Flanagan said the state Education Department and the New York State Council of School Superintendents have raised similar concerns.
On the syllabus
In the aftermath of the school shooting in Parkland, Florida, the state Senate passed a package of bills to enhance school safety. One contentious bill would require an armed police officer at every school in New York City. Other measures include more mental health and counseling resources and methods to fund additional security personnel at schools. The Assembly instead passed gun control legislation in response to the shooting, which included banning bump stocks and allowing measures to take guns out of the hands of people who pose a risk to themselves or others. The state Senate legislation is opposed in the Democratic Assembly, and the Assembly package is opposed by state Senate Republicans. Substantive changes on school safety appear to be unlikely this session.
State DREAM Act
As the national debate rages about the DREAM Act, some New York lawmakers are still pushing for a more limited state version. The state DREAM Act, first introduced in 2013, would allow undocumented immigrants to access the same in-state college scholarships and financial aid available to citizens. Gov. Andrew Cuomo and Assembly Democrats included it in their budget proposals this year. The bill has passed the Assembly every time it has been brought to the floor, but once again the measure fell out of the budget due to opposition from state Senate Republicans – who are unlikely to support the bill in the second half of the session.
Charter school cap
The perennial fight over charter schools in New York was on full display last year, as state Senate Republicans pushed to raise the cap on such schools in exchange for extending mayoral control of New York City’s schools. In the end, lawmakers agreed to extend mayoral control for two years, longer than the one-year extensions they had approved in recent years. Then, without actually raising the cap, New York City Mayor Bill de Blasio agreed to allow more charter schools by reusing old charters from schools that had shut down or ones that were not in use. Yet advocates continue to say the cap should be eliminated. According to the New York City Charter School Center, 38 charters are available in New York City.
A 2014 study found New York state had the most racially segregated schools in the country. Segregation is even more pronounced in New York City, the nation’s largest and most diverse school district. State and city policymakers have been exploring solutions to the problem. State Board of Regents Chancellor Betty Rosa created a research group to do so in 2016, but it has yet to submit any proposals to the regents. In New York City, Mayor Bill de Blasio released a school diversity plan last year, but some advocates considered it moderate and unambitious. School segregation has gained greater public attention after a viral video of a white Upper West Side mother opposing a plan to integrate students from a lower performing school, where the majority of students are minorities, into her daughter’s high-performing school.
Secular education at private schools

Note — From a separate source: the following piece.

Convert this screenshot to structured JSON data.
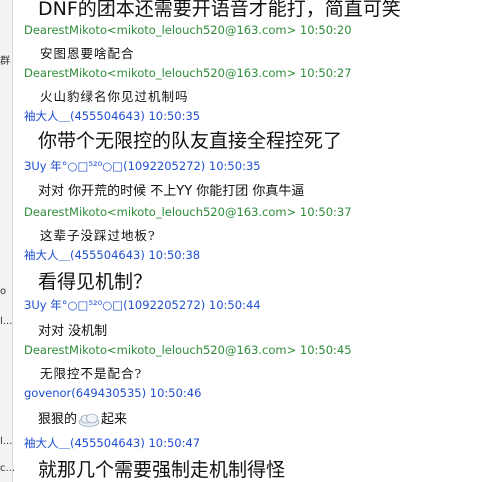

In New York City, certain yeshivas have been under investigation since 2015 for not adequately providing a secular education to students. In December, the state Board of Regents drafted revisions to the state guidelines for private schools, meant to ensure that private school students received a “substantially equivalent” education to the education received by public school students. The move sparked backlash and accusations of government overreach. The issue made news recently when state Sen. Simcha Felder held up state budget negotiations in order to insert language that limits state oversight of religious schools like yeshivas. It made news again when U.S. Education Secretary Betsy DeVos came to New York City, but only visited two Orthodox Jewish schools, not one of the city’s more than 1,800 public schools.